Since we only have one more week to go before Valentine’s Day, I prepared two easy and quick dessert recipes for you to share with that special someone. I don’t normally make desserts so this is a very special week on Just One Cookbook!
Today I’m sharing a Japanese chocolate dessert called Nama Chocolate. I had received several requests from readers last year asking for this recipe and I apologize for the delay if you have been waiting for me to share. Thank you for waiting!
If you are a frequent visitor to Japan, you either had a chance to taste or heard of this Japanese chocolate delicacy “Nama Chocolate” before. Nama chocolate is very rich and moist. This delicate and silky chocolate literally melt in your mouth. It is very similar to French truffles (See my guest blogger Sissi’s delicious truffles) since the main ingredients are the exactly the same, just fresh cream and chocolate. Unlike ball-shape truffles, Nama Chocolate comes in small squares. The cooking method is slightly different from one for Truffles and it’s even easier to make than truffles as we don’t need to roll.

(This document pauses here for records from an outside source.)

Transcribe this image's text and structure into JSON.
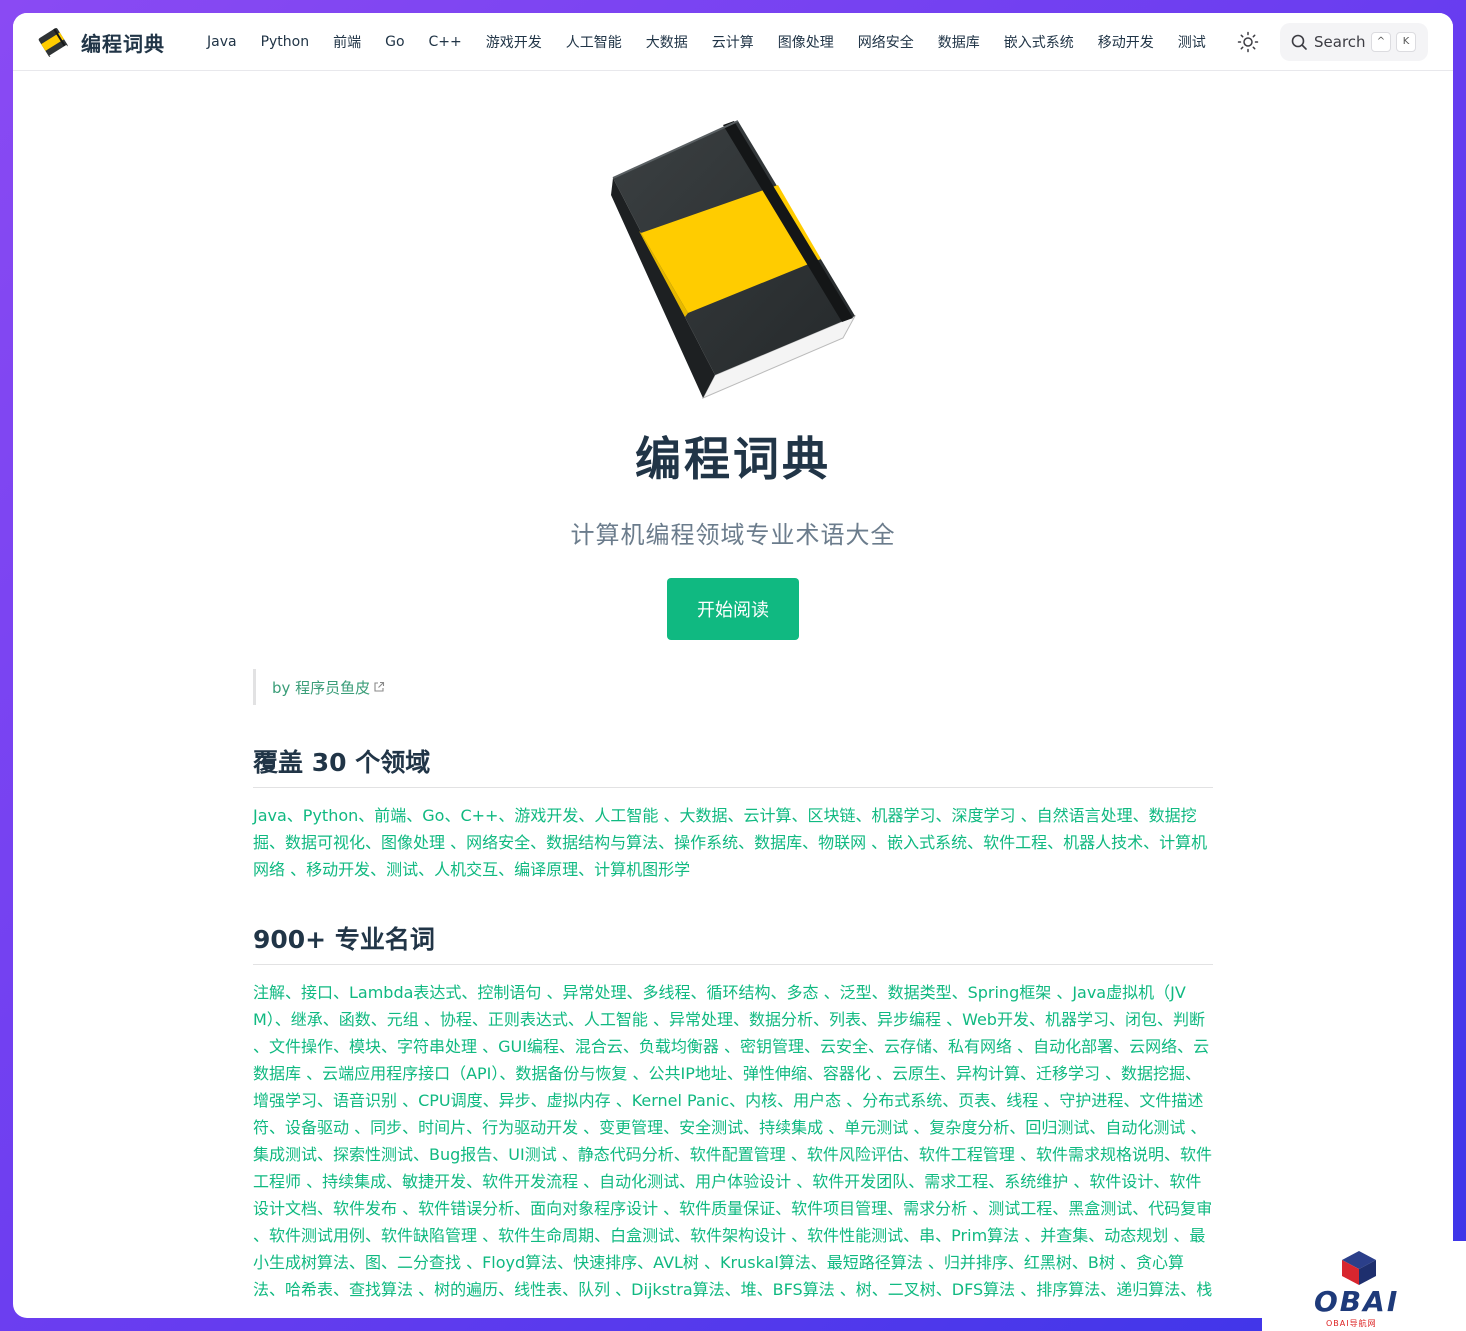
{
  "app": {
    "title": "编程词典"
  },
  "nav": {
    "items": [
      "Java",
      "Python",
      "前端",
      "Go",
      "C++",
      "游戏开发",
      "人工智能",
      "大数据",
      "云计算",
      "图像处理",
      "网络安全",
      "数据库",
      "嵌入式系统",
      "移动开发",
      "测试"
    ]
  },
  "search": {
    "label": "Search",
    "key1": "^",
    "key2": "K"
  },
  "hero": {
    "title": "编程词典",
    "tagline": "计算机编程领域专业术语大全",
    "cta": "开始阅读"
  },
  "author": {
    "text": "by 程序员鱼皮"
  },
  "sections": [
    {
      "heading": "覆盖 30 个领域",
      "text": "Java、Python、前端、Go、C++、游戏开发、人工智能 、大数据、云计算、区块链、机器学习、深度学习 、自然语言处理、数据挖掘、数据可视化、图像处理 、网络安全、数据结构与算法、操作系统、数据库、物联网 、嵌入式系统、软件工程、机器人技术、计算机网络 、移动开发、测试、人机交互、编译原理、计算机图形学"
    },
    {
      "heading": "900+ 专业名词",
      "text": "注解、接口、Lambda表达式、控制语句 、异常处理、多线程、循环结构、多态 、泛型、数据类型、Spring框架 、Java虚拟机（JVM）、继承、函数、元组 、协程、正则表达式、人工智能 、异常处理、数据分析、列表、异步编程 、Web开发、机器学习、闭包、判断 、文件操作、模块、字符串处理 、GUI编程、混合云、负载均衡器 、密钥管理、云安全、云存储、私有网络 、自动化部署、云网络、云数据库 、云端应用程序接口（API）、数据备份与恢复 、公共IP地址、弹性伸缩、容器化 、云原生、异构计算、迁移学习 、数据挖掘、增强学习、语音识别 、CPU调度、异步、虚拟内存 、Kernel Panic、内核、用户态 、分布式系统、页表、线程 、守护进程、文件描述符、设备驱动 、同步、时间片、行为驱动开发 、变更管理、安全测试、持续集成 、单元测试 、复杂度分析、回归测试、自动化测试 、集成测试、探索性测试、Bug报告、UI测试 、静态代码分析、软件配置管理 、软件风险评估、软件工程管理 、软件需求规格说明、软件工程师 、持续集成、敏捷开发、软件开发流程 、自动化测试、用户体验设计 、软件开发团队、需求工程、系统维护 、软件设计、软件设计文档、软件发布 、软件错误分析、面向对象程序设计 、软件质量保证、软件项目管理、需求分析 、测试工程、黑盒测试、代码复审 、软件测试用例、软件缺陷管理 、软件生命周期、白盒测试、软件架构设计 、软件性能测试、串、Prim算法 、并查集、动态规划 、最小生成树算法、图、二分查找 、Floyd算法、快速排序、AVL树 、Kruskal算法、最短路径算法 、归并排序、红黑树、B树 、贪心算法、哈希表、查找算法 、树的遍历、线性表、队列 、Dijkstra算法、堆、BFS算法 、树、二叉树、DFS算法 、排序算法、递归算法、栈"
    }
  ],
  "watermark": {
    "text": "OBAI",
    "sub": "OBAI导航网"
  },
  "colors": {
    "accent": "#10b981",
    "heading": "#213547",
    "tagline": "#6b7c8c",
    "book_yellow": "#ffcc00",
    "book_dark": "#2f3335"
  },
  "icons": {
    "theme": "sun-icon",
    "search": "search-icon",
    "external": "external-link-icon",
    "logo": "book-icon"
  }
}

By the way, you might wonder what “nama” means? Nama (na-ma) means “raw” or “fresh” in Japanese, and in this case it’s coming from abundant “fresh” cream being used. Therefore, it must be kept it in refrigerator all times and is best enjoyed fresh so you have to eat them within a couple of days. I highly recommend that you use high quality chocolate for this since that’s the most important ingredient for making delicious Nama Chocolate.
The well-known Nama Chocolate brand in Japan is ROYCE’ Chocolate and my readers especially in Asia might be aware of this brand. If you visit Japan, their Nama Chocolate is available at the airports before heading home. Their Nama Chocolate is usually packed in a box for sale so I put my Nama Chocolate in the box as well.
- 400 gram (14 oz) good quality dark chocolate (70% cacao), but you can also use semisweet for less bitter taste.
- 200 ml fresh cream (heavy whipping cream)
- Liqueur of your choice (optional)
- Cocoa powder to coat the chocolate
- The ratio of Cream (ml) and Chocolate (gram) should be 1:2.
- Chop the chocolate into smaller pieces using a knife so that they will melt faster and more evenly.
- Line a baking pan or any square tray (about 8" x 8") with parchment paper. Choosing the right size tray is important as the height of chocolate is decided depending on how much you pour.
- Put cream in a saucepan and heat it up until almost boiling. Turn off the heat.
- Add the chocolate and stir till the chocolate and cream are completely combined. Add liqueur of your choice (optional).
- Pour the mixture into the prepared baking pan or tray. Smooth the surface (which I forgot) and refrigerate until firm.
- Remove the chocolate from the baking pan and cut it into cubes using a warm knife. Make sure to warm the knife after each cutting to prevent splintering. You can use hot running water but wipe it off completely before each cut.
- Sprinkle the cocoa powder and serve it chilled. You can keep in the refrigerator for 2-3 days but enjoy soon.
[Please Read Before Making]
1. Make sure the bowls and utensils you are using are perfectly dry. Even a small amount of water can "seize" the chocolate melting process.
2. Dark chocolate should never be heated above 120 degrees F (Milk chocolate and white chocolate should never be heated above 110 degrees F).
To learn more details and how to fix the overheated/seized chocolate, please read HERE.